Write out exactly the lines running from the line that includes "What's the underlying" to the end of the data, both ends included, and nothing besides.

## Interface dataset entries:

Content starts

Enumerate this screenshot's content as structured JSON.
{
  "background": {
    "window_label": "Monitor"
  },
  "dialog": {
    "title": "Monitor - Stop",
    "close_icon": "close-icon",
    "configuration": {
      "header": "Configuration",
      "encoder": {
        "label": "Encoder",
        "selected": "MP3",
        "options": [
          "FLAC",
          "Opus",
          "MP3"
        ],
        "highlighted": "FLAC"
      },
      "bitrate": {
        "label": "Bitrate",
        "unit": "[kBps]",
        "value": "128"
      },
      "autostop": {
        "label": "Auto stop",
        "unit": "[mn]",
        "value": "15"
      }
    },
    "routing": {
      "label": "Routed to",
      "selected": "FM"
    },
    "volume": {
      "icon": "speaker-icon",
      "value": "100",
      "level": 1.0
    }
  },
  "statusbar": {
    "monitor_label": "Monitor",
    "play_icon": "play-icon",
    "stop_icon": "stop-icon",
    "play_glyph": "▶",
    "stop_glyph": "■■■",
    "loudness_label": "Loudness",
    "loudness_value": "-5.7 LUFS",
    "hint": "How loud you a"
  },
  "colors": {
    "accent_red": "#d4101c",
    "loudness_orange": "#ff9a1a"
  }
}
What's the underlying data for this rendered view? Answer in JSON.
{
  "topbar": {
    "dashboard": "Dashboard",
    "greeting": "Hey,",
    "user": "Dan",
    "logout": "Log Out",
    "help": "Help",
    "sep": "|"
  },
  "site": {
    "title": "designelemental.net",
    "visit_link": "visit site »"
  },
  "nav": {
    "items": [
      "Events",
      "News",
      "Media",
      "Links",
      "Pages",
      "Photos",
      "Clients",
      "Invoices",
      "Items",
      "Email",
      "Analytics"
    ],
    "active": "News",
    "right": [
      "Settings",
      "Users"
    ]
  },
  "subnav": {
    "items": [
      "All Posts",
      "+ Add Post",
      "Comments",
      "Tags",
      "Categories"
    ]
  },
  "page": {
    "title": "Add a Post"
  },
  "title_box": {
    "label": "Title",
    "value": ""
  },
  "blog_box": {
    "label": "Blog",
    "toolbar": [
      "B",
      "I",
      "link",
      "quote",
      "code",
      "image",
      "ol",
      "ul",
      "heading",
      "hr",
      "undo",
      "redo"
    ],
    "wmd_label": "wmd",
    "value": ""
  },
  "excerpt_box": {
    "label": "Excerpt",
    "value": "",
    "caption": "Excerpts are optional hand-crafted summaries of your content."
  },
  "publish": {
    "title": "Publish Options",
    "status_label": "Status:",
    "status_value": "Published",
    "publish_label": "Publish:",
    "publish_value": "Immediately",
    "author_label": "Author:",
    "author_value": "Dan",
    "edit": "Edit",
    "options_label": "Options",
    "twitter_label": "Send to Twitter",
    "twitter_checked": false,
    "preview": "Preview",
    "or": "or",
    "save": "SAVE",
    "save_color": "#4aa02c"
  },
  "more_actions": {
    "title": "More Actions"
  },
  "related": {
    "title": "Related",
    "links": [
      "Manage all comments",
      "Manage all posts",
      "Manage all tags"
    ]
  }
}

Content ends

## PROBLEM SOLUTION:
What's the underlying data for this rendered view? Answer in JSON.
{
  "topbar": {
    "dashboard": "Dashboard",
    "greeting": "Hey,",
    "user": "Dan",
    "logout": "Log Out",
    "help": "Help",
    "sep": "|"
  },
  "site": {
    "title": "designelemental.net",
    "visit_link": "visit site »"
  },
  "nav": {
    "items": [
      "Events",
      "News",
      "Media",
      "Links",
      "Pages",
      "Photos",
      "Clients",
      "Invoices",
      "Items",
      "Email",
      "Analytics"
    ],
    "active": "News",
    "right": [
      "Settings",
      "Users"
    ]
  },
  "subnav": {
    "items": [
      "All Posts",
      "+ Add Post",
      "Comments",
      "Tags",
      "Categories"
    ]
  },
  "page": {
    "title": "Add a Post"
  },
  "title_box": {
    "label": "Title",
    "value": ""
  },
  "blog_box": {
    "label": "Blog",
    "toolbar": [
      "B",
      "I",
      "link",
      "quote",
      "code",
      "image",
      "ol",
      "ul",
      "heading",
      "hr",
      "undo",
      "redo"
    ],
    "wmd_label": "wmd",
    "value": ""
  },
  "excerpt_box": {
    "label": "Excerpt",
    "value": "",
    "caption": "Excerpts are optional hand-crafted summaries of your content."
  },
  "publish": {
    "title": "Publish Options",
    "status_label": "Status:",
    "status_value": "Published",
    "publish_label": "Publish:",
    "publish_value": "Immediately",
    "author_label": "Author:",
    "author_value": "Dan",
    "edit": "Edit",
    "options_label": "Options",
    "twitter_label": "Send to Twitter",
    "twitter_checked": false,
    "preview": "Preview",
    "or": "or",
    "save": "SAVE",
    "save_color": "#4aa02c"
  },
  "more_actions": {
    "title": "More Actions"
  },
  "related": {
    "title": "Related",
    "links": [
      "Manage all comments",
      "Manage all posts",
      "Manage all tags"
    ]
  }
}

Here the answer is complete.